Not at this time. Specific locations of cases will not appear on this page out of concern for the privacy of COVID-positive Johns Hopkins affiliates. Providing more detailed statistics by location would allow people to—by inference—figure out who is COVID-positive given the relatively small number of cases. JHU affiliates who may have had meaningful exposure to another affiliate who has tested positive will be notified, without being told the identify of the COVID-19-positive person.
Last updated: Oct 22, 2020 10:05am
University officials are alerted of positive cases when employees or students are tested at Johns Hopkins testing sites. If it appears that you may have been in contact with an employee or student who has tested positive, you will be contacted directly and evaluated for possible testing, isolation or quarantine. If you are not contacted by the JHCCC, it means the JHCCC has determined that no meaningful contact with, or exposure to, a COVID-19-positive affiliate has taken place.
Last updated: Aug 31, 2020 9:44pm
JHU defines meaningful contact as being less than 6 feet from a person who has tested positive for COVID-19 (with or without a mask) for more than 15 minutes.
Last updated: Aug 28, 2020 10:03am
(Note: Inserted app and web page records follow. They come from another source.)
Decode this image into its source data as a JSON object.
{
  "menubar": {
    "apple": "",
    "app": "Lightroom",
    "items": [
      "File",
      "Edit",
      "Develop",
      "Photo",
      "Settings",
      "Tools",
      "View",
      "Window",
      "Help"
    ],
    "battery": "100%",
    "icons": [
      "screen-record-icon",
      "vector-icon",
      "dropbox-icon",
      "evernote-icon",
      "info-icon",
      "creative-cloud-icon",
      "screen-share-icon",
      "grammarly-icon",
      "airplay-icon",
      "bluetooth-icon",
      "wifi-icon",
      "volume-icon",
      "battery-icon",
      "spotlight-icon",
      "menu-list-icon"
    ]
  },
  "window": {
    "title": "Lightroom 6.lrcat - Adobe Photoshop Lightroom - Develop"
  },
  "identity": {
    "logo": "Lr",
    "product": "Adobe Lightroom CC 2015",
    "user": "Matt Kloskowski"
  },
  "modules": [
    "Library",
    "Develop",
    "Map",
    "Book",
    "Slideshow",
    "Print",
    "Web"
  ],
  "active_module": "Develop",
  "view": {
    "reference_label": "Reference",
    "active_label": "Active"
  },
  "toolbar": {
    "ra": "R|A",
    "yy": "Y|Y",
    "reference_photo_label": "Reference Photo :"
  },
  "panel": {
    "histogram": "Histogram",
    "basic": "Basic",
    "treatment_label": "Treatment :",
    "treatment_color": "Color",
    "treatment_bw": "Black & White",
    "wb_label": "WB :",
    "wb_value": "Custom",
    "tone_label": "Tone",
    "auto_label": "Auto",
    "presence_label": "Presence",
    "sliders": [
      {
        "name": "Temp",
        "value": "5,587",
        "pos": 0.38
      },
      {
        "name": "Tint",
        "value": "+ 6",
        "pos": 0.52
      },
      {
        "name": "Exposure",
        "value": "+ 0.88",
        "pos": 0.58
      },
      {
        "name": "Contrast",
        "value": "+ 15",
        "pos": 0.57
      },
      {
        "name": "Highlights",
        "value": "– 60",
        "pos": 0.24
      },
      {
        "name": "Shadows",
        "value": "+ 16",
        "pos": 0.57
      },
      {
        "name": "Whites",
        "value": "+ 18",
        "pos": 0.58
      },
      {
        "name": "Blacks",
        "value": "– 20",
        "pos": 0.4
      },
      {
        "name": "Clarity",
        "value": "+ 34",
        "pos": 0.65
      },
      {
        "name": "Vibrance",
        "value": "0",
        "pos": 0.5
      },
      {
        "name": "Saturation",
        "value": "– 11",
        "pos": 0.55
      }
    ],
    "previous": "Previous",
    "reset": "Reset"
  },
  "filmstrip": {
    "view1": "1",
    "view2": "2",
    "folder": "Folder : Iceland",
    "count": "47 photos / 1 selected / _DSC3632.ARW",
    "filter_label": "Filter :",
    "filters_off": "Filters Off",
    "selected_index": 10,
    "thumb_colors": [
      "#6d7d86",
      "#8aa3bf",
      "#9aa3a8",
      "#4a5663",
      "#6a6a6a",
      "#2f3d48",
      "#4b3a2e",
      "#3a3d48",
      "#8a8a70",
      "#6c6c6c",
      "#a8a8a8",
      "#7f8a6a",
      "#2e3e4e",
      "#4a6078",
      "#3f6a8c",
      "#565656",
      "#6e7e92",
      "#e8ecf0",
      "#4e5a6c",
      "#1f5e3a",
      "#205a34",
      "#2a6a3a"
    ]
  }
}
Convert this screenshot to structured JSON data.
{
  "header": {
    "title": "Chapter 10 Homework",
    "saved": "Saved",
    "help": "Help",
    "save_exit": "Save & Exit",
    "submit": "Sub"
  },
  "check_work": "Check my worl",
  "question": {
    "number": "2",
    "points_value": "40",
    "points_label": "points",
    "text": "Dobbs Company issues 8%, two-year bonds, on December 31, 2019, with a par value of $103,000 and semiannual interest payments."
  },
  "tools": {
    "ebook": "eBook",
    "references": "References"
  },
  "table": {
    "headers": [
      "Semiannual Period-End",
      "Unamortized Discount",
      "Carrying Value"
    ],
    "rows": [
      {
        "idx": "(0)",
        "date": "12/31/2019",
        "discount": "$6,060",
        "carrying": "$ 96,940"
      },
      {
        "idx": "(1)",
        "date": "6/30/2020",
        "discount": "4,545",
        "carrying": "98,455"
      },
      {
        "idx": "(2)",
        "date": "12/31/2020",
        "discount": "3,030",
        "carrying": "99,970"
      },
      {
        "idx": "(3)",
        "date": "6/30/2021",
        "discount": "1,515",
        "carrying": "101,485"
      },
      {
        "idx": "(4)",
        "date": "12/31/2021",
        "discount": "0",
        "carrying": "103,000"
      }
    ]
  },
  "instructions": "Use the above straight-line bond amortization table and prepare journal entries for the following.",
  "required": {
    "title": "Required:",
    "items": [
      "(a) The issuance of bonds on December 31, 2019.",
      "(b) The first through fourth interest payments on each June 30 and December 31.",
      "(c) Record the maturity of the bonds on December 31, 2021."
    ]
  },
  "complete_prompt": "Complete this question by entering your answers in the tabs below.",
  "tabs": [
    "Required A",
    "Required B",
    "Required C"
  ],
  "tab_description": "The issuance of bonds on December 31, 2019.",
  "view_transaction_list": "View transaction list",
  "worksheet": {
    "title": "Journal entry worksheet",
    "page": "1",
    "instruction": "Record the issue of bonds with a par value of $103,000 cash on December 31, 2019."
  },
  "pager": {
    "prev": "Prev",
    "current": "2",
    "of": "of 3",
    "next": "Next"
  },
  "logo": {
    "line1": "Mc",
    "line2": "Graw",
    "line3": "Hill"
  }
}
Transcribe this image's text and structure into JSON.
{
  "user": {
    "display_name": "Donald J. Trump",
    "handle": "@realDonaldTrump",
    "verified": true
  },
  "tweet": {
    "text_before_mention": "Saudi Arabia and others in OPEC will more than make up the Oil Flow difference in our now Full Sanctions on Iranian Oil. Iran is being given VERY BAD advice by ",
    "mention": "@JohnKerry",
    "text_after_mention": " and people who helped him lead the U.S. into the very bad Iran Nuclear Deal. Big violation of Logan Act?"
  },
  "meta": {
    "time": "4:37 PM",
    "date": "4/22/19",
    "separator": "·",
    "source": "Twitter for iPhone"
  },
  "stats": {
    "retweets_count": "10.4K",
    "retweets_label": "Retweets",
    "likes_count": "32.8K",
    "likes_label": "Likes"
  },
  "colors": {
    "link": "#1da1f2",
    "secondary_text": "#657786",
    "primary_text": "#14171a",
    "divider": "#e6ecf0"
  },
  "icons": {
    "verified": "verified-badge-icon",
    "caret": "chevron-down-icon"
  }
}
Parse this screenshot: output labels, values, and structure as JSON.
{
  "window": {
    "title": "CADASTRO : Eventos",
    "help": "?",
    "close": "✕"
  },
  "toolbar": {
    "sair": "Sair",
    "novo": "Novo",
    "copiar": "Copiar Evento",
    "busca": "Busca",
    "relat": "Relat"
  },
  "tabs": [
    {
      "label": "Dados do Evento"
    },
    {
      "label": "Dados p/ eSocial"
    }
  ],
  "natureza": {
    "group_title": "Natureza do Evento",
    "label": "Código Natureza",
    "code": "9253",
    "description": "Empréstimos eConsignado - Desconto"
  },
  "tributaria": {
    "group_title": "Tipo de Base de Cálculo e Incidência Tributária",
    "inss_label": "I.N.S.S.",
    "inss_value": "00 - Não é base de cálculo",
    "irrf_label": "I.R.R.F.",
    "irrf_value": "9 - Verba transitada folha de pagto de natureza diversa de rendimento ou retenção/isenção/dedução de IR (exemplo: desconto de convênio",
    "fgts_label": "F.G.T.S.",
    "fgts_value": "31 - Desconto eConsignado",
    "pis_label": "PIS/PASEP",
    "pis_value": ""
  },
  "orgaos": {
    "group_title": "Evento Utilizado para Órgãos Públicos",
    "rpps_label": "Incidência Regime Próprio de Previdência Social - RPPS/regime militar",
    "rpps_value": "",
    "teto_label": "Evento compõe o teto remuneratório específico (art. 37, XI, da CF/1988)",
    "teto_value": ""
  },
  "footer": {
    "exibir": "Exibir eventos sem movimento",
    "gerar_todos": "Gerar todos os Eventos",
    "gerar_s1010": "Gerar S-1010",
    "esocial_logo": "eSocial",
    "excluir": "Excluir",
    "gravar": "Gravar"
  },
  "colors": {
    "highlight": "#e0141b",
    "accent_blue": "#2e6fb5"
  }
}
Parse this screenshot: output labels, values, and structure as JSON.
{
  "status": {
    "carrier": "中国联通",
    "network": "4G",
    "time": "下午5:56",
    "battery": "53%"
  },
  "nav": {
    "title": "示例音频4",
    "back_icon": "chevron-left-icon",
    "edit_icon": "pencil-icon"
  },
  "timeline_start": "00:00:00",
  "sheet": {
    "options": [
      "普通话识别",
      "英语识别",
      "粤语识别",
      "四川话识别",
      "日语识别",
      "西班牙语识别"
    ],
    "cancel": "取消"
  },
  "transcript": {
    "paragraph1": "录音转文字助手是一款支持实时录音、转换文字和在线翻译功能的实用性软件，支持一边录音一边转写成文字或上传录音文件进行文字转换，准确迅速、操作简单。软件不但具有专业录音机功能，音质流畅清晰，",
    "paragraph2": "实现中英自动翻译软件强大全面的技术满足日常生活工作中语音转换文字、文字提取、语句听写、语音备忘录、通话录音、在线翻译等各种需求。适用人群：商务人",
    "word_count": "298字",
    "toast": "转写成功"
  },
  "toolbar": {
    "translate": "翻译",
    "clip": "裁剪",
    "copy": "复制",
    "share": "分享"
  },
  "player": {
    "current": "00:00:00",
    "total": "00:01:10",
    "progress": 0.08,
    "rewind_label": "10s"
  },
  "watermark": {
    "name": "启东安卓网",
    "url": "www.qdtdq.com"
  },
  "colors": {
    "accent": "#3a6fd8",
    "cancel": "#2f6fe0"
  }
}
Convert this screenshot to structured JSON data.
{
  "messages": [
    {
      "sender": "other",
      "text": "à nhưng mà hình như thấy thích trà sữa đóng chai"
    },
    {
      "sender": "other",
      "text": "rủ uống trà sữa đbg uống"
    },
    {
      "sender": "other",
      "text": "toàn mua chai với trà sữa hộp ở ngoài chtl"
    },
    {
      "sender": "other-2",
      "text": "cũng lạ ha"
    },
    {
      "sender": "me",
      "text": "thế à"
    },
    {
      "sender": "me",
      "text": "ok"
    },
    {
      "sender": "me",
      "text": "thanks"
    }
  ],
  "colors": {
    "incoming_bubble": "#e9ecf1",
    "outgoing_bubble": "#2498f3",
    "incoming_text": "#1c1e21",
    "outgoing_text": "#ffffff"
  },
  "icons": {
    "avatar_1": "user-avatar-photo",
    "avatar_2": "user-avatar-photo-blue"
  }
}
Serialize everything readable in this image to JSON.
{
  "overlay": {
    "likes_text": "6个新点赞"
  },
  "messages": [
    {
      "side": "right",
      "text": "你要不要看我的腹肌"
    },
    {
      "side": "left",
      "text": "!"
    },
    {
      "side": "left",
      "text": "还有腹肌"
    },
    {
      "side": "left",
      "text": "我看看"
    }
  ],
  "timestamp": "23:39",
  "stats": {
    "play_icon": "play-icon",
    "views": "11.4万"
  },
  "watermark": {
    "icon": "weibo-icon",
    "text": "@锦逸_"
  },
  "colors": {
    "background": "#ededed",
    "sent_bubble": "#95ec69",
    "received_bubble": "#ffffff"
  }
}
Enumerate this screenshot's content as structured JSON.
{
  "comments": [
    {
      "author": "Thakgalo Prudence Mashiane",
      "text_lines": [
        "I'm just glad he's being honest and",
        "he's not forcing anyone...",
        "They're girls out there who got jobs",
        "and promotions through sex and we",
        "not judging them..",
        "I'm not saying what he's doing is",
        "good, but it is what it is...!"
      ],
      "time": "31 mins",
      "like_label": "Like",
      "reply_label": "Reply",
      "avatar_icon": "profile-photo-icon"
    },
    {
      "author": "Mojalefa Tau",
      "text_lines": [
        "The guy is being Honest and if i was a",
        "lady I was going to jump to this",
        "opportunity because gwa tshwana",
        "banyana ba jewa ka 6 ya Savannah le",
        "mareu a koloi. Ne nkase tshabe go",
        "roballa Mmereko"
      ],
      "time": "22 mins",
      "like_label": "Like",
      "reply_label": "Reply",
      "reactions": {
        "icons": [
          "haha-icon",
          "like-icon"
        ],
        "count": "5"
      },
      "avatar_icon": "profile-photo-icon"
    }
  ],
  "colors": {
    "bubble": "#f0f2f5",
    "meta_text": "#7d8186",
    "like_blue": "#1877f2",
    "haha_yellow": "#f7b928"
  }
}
Test positivity rates are a metric used to help public health officials determine if their state or county is testing enough of its population for the size of its epidemic. Importantly, positivity is a measure of testing capacity, and can be used to inform our interpretation of case trends, but it is not a measure of how prevalent a disease is in a community. Because the current Johns Hopkins approach to testing is based on three different approaches—twice-weekly testing of the small number of students living on campus, medical management testing of symptomatic individuals and soon the repeated testing of participants in an epidemiological surveillance study—the positivity rate would not have the same relevance in our context as it does for state and local health departments, and so the university is not publishing it at this time.
Last updated: Oct 29, 2020 1:22pm
Help us protect each other
Always wear a mask on campus
Wash or sanitize hands often and don't touch your face
Keep six feet between you and others
Self-isolate and call 833-546-7546 right away